Hope, Capt. A. O. J. (Warw'k, Nun.) Oakley, T. Watson, Sir F. (Pudsey and Otley)
Hope, Sir Harry (Forfar) O'Connor, T. J. (Bedford, Luton) Wells, S. R.
Hopkins, J. W. W. Ormsby-Gore, Hon. William White, Lieut.-Colonel G. Dairymple
Hopkinson, A. (Lancaster, Mossley) Owen, Major G. Williams, Com. C. (Devon, Torquay)
Horlick, Lieut.-Colonel J. N. Pennefather, Sir John Williams, Herbert G. (Reading)
Howard, Captain Hon. Donald Percy, Lord Eustace (Hastings) Wilson, M. J. (York, N. B., Richm'd)
Hudson, Capt.

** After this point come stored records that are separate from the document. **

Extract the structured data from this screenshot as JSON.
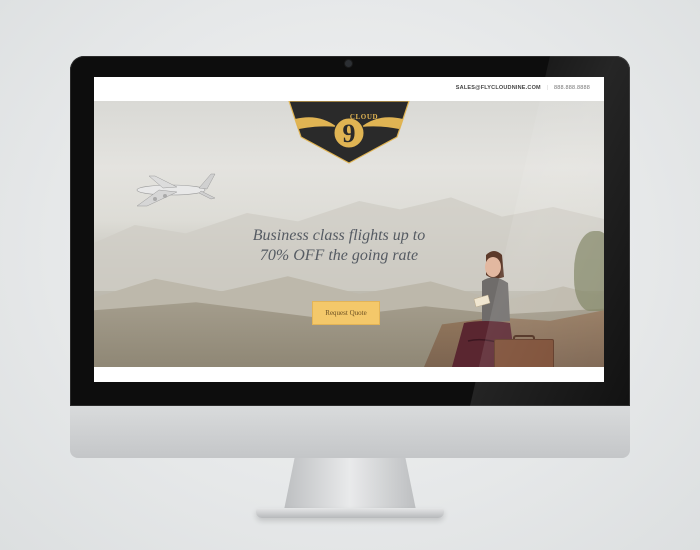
{
  "site": {
    "logo": {
      "wordmark": "CLOUD",
      "numeral": "9",
      "colors": {
        "shield": "#2a2a2a",
        "gold": "#e0b453"
      }
    },
    "topbar": {
      "email": "SALES@FLYCLOUDNINE.COM",
      "phone": "888.888.8888"
    },
    "hero": {
      "headline_line1": "Business class flights up to",
      "headline_line2": "70% OFF the going rate",
      "cta_label": "Request Quote",
      "slider": {
        "count": 5,
        "active_index": 4
      }
    },
    "colors": {
      "accent": "#f4c86a",
      "text": "#555b63"
    },
    "icons": [
      "airplane-illustration",
      "winged-logo"
    ]
  }
}
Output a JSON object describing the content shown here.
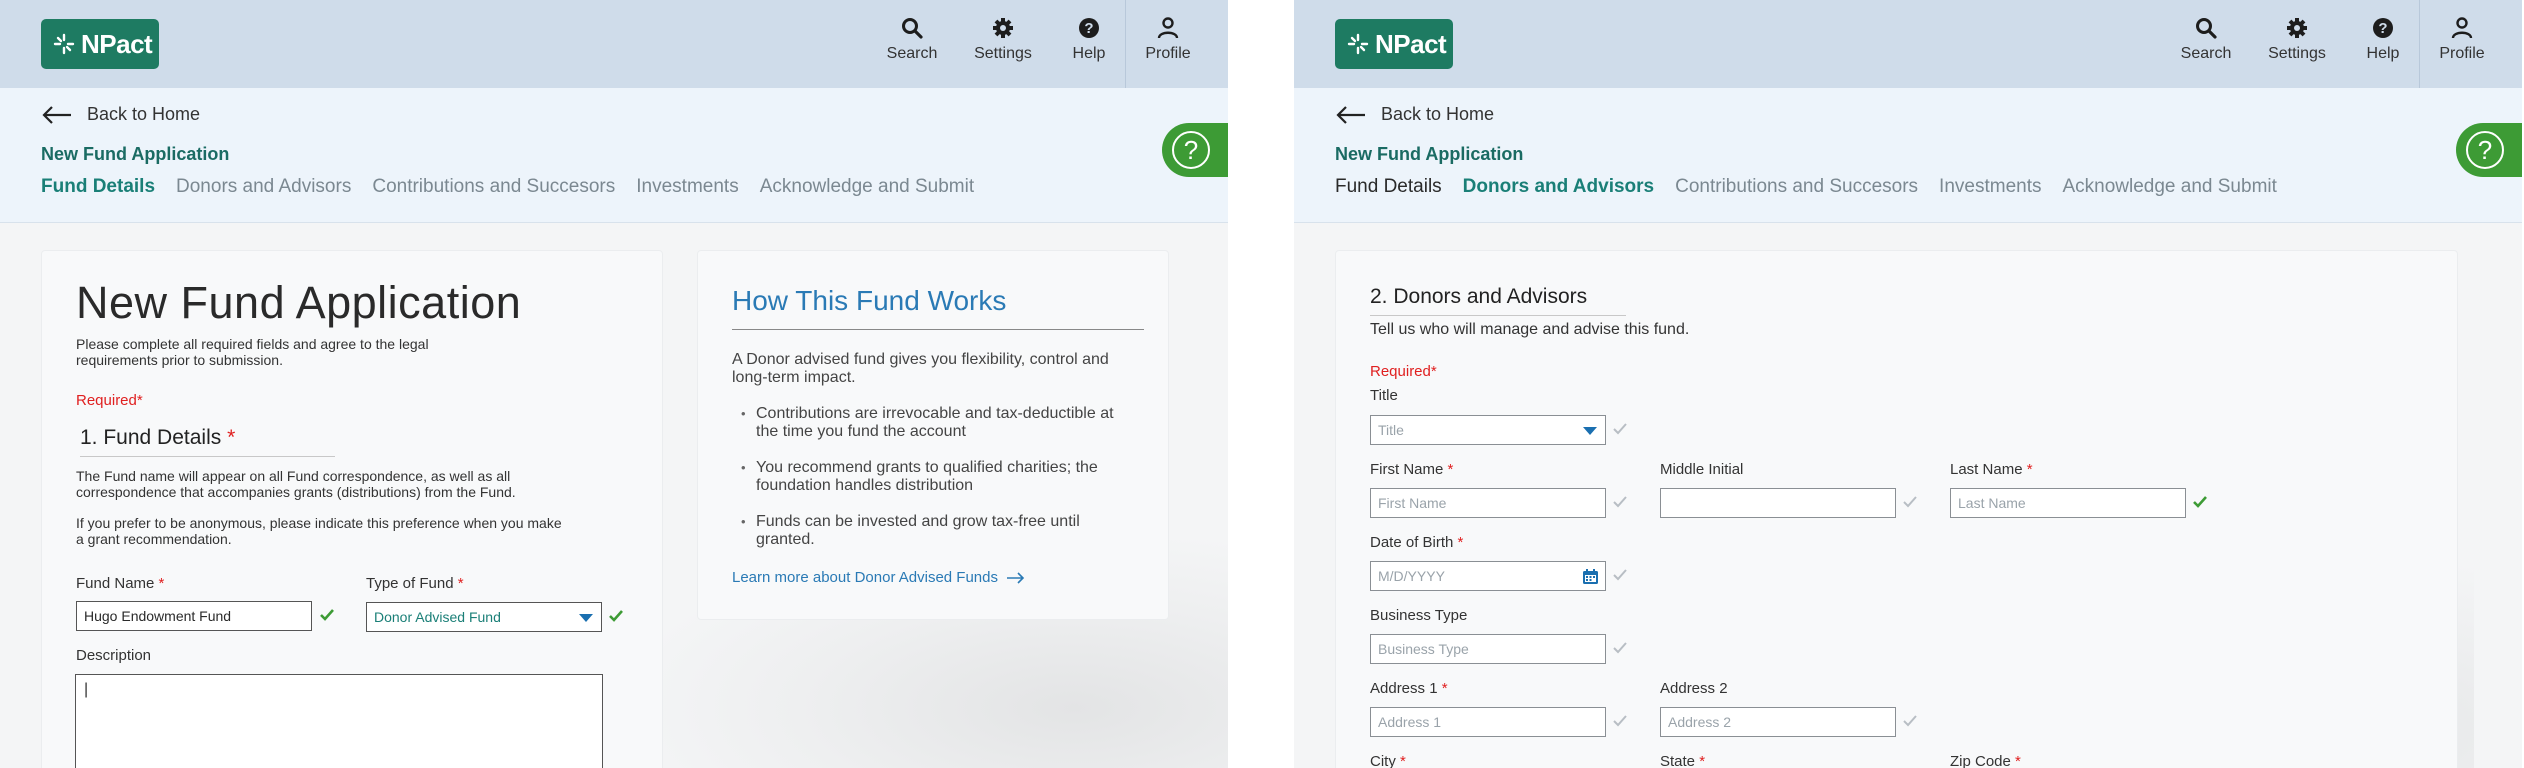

A. U. M. (Hackney, N.) Perring, William George Wilson, R. R. (Stafford, Lichfield)
Hudson, R. S. (Cumb'l'nd, Whiteh'n) Peto, Basil E. (Devon, Barnstaple) Winby, Colonel L. P.
Hume, Sir G. H. Peto, G. (Somerset, Frome) Windsor-Clive, Lieut.-Colonel George
Huntingfield, Lord Philipson, Mabel Winterton, Rt. Hon. Earl
Hurst, Gerald B. Pielou, D. P. Wise, sir Fredric
Hutchison, Sir Robert (Montrose) Pilcher, G. Womersley, W. J.
Iliffe, Sir Edward M. Pownall, Lieut.-Colonel Assheton Wood, Rt. Hon. E. (York, W.R., Ripon)
Jackson, Lieut.-Colonel Hon. F. S. Preston, William Wood, E. (Chest'r, Stalyb'ge & Hyde)
Jacob, A. E. Price, Major C. W. M. Wood, Sir Kingsley (Woolwich, W.).
Jephcott, A. R. Radford, E. A. Woodcock, Colonel H. C.
Jones, Henry Haydn (Merioneth) Raine, W. Worthington-Evans, Rt. Hon. Sir L.
Kennedy, A. R. (Preston) Ramsden, E. Yerburgh, Major Robert D. T.
Kenyon, Barnet Rawlinson, Rt. Hon. John Fredk. Peel
Kidd, J. (Linlithgow) Rawson, Alfred Cooper TELLERS FOR THE NOES.—
Kindersley, Major Guy M. Rees, Sir Beddoe Colonel Gibbs and Major Sir Harry
King, Captain Henry Douglas Rhys, Hon. C. A. U. Barnston,
Kinloch-Cooke, Sir Clement Rice, Sir Frederick